DUBLIN — Margaret Murphy loves being outside in the sun. Hailing from Ireland, she spent her childhood playing outdoors, not worrying about the sun since it was often cloudy and cold.
She then spent over a decade on the island of Crete, basking in the sun to get a good tan.
"I would use a (sunscreen) until I was brown, but after that I would abandon it," Murphy, 45, told The Independent. "During the summers in the bad Irish weather, I would use sunbeds to try and keep my tan up — but now I'm paying the price."
Murphy was diagnosed in December with actinic keratosis — a dry, scaly lesion that can turn into skin cancer. She is documenting her painful treatment on Facebook to warn others about the dangers of too much sun.
"I heard all the warnings years ago and closed my eyes and ears to it all," she wrote on her Facebook page Mag's Murphys Journey. "Maybe someone will open their eyes to this if it's closer to home."
She is posting pictures of her 30-day treatment with Efudix cream. It stops the growth of the lesions, according to Dr. Julie Karen, a board certified dermatologist in New York.
"If you apply it to normal skin without sun damage, there should be minimal to no reaction," Karen told Today.com. "When applied to extensively damaged skin, the reaction is avid or exuberant, such as this woman is demonstrating."
Over the last month, Murphy's face progressed from slightly pink to swollen, raw and itchy with massive scabbing.
"I can't open my mouth any more than an inch," she wrote during her treatment. "My eyes don't even fully open today. I'd rather give birth five times than do this again."
She is one week out from finishing the treatment and her face is slowly fading to pink.
"I'd never wish this treatment on anyone," she writes on her Facebook page. "Prevention is better than cure. DON'T FORGET YOUR SPF."
More than 419,000 cases of skin cancer each year are linked to tanning beds, according to skincancer.org.

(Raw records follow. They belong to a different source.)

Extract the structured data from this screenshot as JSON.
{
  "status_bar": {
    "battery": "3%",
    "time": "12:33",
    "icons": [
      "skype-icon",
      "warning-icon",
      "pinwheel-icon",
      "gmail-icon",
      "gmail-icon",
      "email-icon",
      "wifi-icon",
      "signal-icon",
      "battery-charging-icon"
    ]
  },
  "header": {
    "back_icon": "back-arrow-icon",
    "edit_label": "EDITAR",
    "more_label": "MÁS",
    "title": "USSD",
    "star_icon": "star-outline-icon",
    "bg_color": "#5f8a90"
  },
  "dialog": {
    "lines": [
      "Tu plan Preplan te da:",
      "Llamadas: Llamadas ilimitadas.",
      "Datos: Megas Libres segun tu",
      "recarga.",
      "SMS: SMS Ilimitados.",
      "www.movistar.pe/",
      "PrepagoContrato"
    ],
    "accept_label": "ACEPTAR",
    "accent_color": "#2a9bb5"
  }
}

A person's risk for melanoma doubles after getting five or more sunburns.
The Skin Cancer Foundation recommends the following to prevent skin cancer:
, especially between the hours of 10 a.m. and 4 p.m.

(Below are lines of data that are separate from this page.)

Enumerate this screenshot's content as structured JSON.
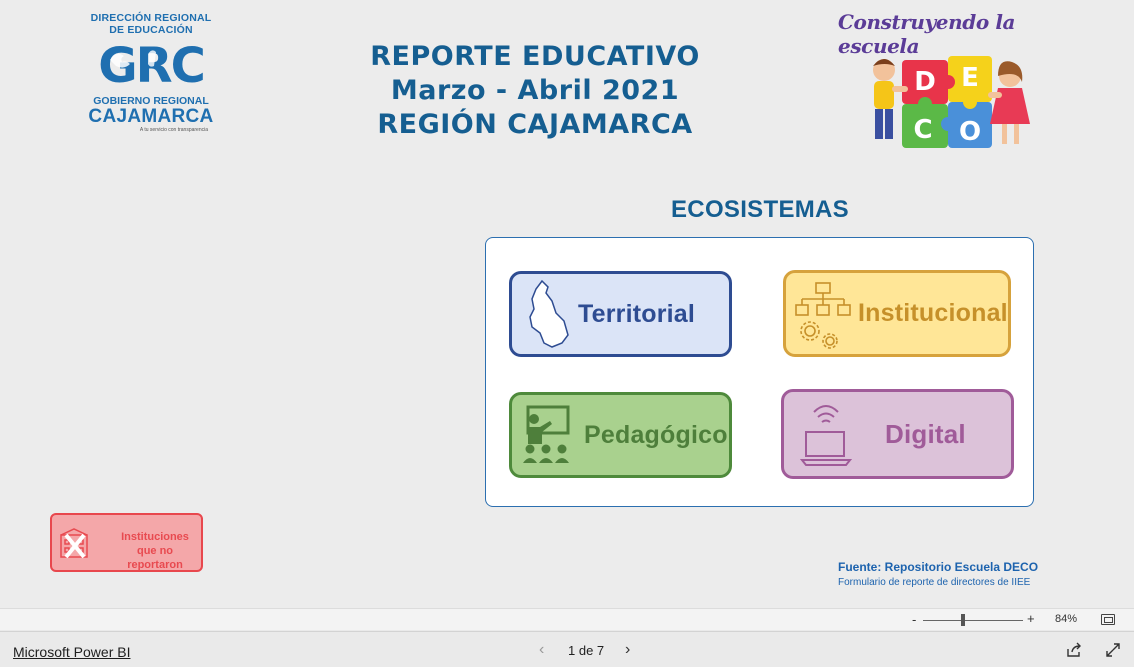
{
  "logo": {
    "line1": "DIRECCIÓN REGIONAL",
    "line2": "DE EDUCACIÓN",
    "mark": "GRC",
    "line3": "GOBIERNO REGIONAL",
    "line4": "CAJAMARCA",
    "tagline": "A tu servicio con transparencia"
  },
  "title": {
    "line1": "REPORTE EDUCATIVO",
    "line2": "Marzo - Abril 2021",
    "line3": "REGIÓN CAJAMARCA"
  },
  "deco": {
    "slogan": "Construyendo la escuela",
    "letters": [
      "D",
      "E",
      "C",
      "O"
    ]
  },
  "ecosistemas": {
    "title": "ECOSISTEMAS",
    "tiles": [
      {
        "label": "Territorial",
        "icon": "map-outline-icon"
      },
      {
        "label": "Institucional",
        "icon": "org-chart-gears-icon"
      },
      {
        "label": "Pedagógico",
        "icon": "teacher-classroom-icon"
      },
      {
        "label": "Digital",
        "icon": "laptop-wifi-icon"
      }
    ]
  },
  "instituciones_button": {
    "line1": "Instituciones",
    "line2": "que no reportaron",
    "icon": "building-x-icon"
  },
  "source": {
    "main": "Fuente: Repositorio Escuela DECO",
    "sub": "Formulario de reporte de directores de IIEE"
  },
  "zoom": {
    "minus": "-",
    "plus": "+",
    "value": "84%",
    "level_percent": 84
  },
  "footer": {
    "app_link": "Microsoft Power BI",
    "page_indicator": "1 de 7",
    "prev": "‹",
    "next": "›"
  },
  "colors": {
    "title_blue": "#155e91",
    "territorial": "#2e4c92",
    "institucional": "#d6a23c",
    "pedagogico": "#4e8a3b",
    "digital": "#a05b99",
    "alert_red": "#e8474d"
  }
}
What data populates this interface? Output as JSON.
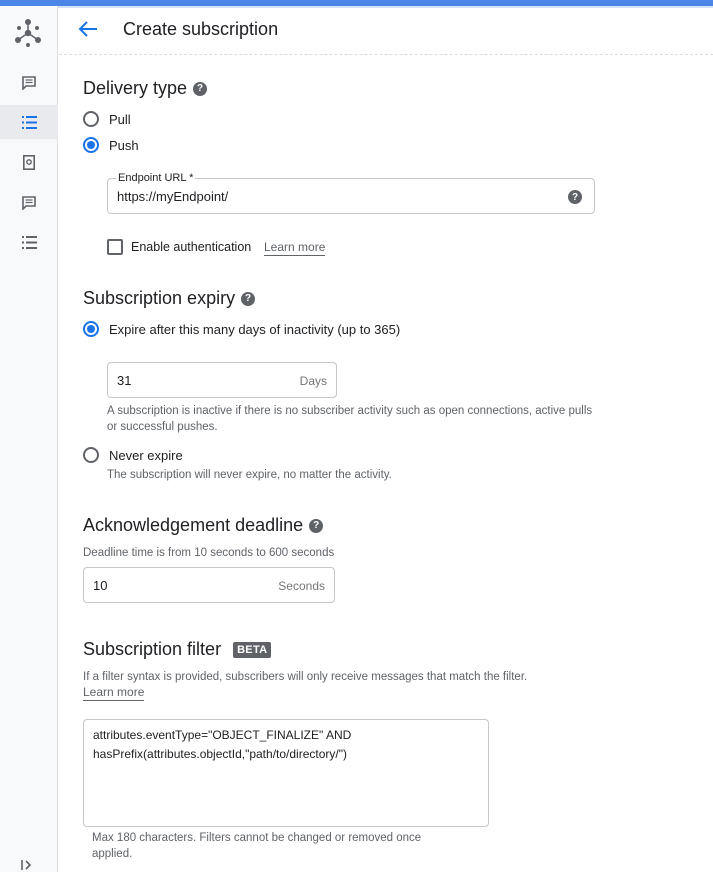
{
  "header": {
    "title": "Create subscription"
  },
  "rail": {
    "items": [
      {
        "icon": "message-icon"
      },
      {
        "icon": "list-icon",
        "active": true
      },
      {
        "icon": "snapshot-icon"
      },
      {
        "icon": "message-icon"
      },
      {
        "icon": "list-icon"
      }
    ]
  },
  "delivery": {
    "heading": "Delivery type",
    "options": [
      "Pull",
      "Push"
    ],
    "selected": "Push",
    "endpoint": {
      "label": "Endpoint URL *",
      "value": "https://myEndpoint/"
    },
    "auth": {
      "label": "Enable authentication",
      "learn_more": "Learn more",
      "checked": false
    }
  },
  "expiry": {
    "heading": "Subscription expiry",
    "option_expire": "Expire after this many days of inactivity (up to 365)",
    "days_value": "31",
    "days_suffix": "Days",
    "days_help": "A subscription is inactive if there is no subscriber activity such as open connections, active pulls or successful pushes.",
    "option_never": "Never expire",
    "never_help": "The subscription will never expire, no matter the activity."
  },
  "ack": {
    "heading": "Acknowledgement deadline",
    "help": "Deadline time is from 10 seconds to 600 seconds",
    "value": "10",
    "suffix": "Seconds"
  },
  "filter": {
    "heading": "Subscription filter",
    "badge": "BETA",
    "help": "If a filter syntax is provided, subscribers will only receive messages that match the filter.",
    "learn_more": "Learn more",
    "line1": "attributes.eventType=\"OBJECT_FINALIZE\" AND",
    "line2": "hasPrefix(attributes.objectId,\"path/to/directory/\")",
    "footer": "Max 180 characters. Filters cannot be changed or removed once applied."
  },
  "colors": {
    "accent": "#1a73e8",
    "topbar": "#4b86e6"
  }
}
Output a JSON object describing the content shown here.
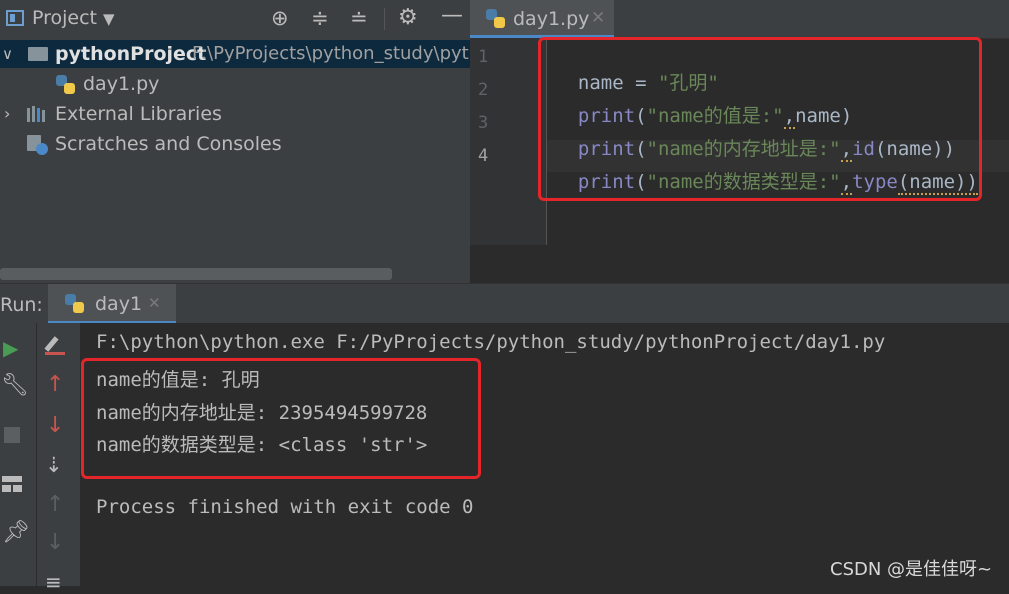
{
  "project_panel": {
    "title": "Project",
    "tree": [
      {
        "label": "pythonProject",
        "path": "F:\\PyProjects\\python_study\\pyth"
      },
      {
        "label": "day1.py"
      },
      {
        "label": "External Libraries"
      },
      {
        "label": "Scratches and Consoles"
      }
    ]
  },
  "editor": {
    "tab_label": "day1.py",
    "line_numbers": [
      "1",
      "2",
      "3",
      "4"
    ],
    "lines": [
      {
        "var": "name",
        "eq": " = ",
        "str": "\"孔明\""
      },
      {
        "fn": "print",
        "open": "(",
        "str": "\"name的值是:\"",
        "comma": ",",
        "arg": "name",
        "close": ")"
      },
      {
        "fn": "print",
        "open": "(",
        "str": "\"name的内存地址是:\"",
        "comma": ",",
        "fn2": "id",
        "arg": "(name))"
      },
      {
        "fn": "print",
        "open": "(",
        "str": "\"name的数据类型是:\"",
        "comma": ",",
        "fn2": "type",
        "arg": "(name))"
      }
    ]
  },
  "run_panel": {
    "label": "Run:",
    "tab_label": "day1",
    "command": "F:\\python\\python.exe F:/PyProjects/python_study/pythonProject/day1.py",
    "output": [
      "name的值是: 孔明",
      "name的内存地址是: 2395494599728",
      "name的数据类型是: <class 'str'>"
    ],
    "exit_message": "Process finished with exit code 0"
  },
  "watermark": "CSDN @是佳佳呀~",
  "colors": {
    "highlight_box": "#e4262b",
    "keyword": "#8888c6",
    "string": "#6a8759",
    "run_green": "#499c54",
    "arrow_red": "#c75450"
  }
}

with clothing, including a broad-brimmed hat and UV-blocking sunglasses
with an SPF of 15 or higher every day. For extended outdoor activity, use a water-resistant, broad spectrum (UVA/UVB) sunscreen with an SPF of 30 or higher
(2 tablespoons) of sunscreen to your entire body 30 minutes before going outside. Reapply every two hours or immediately after swimming or excessive sweating
head to toe every month
for a professional skin exam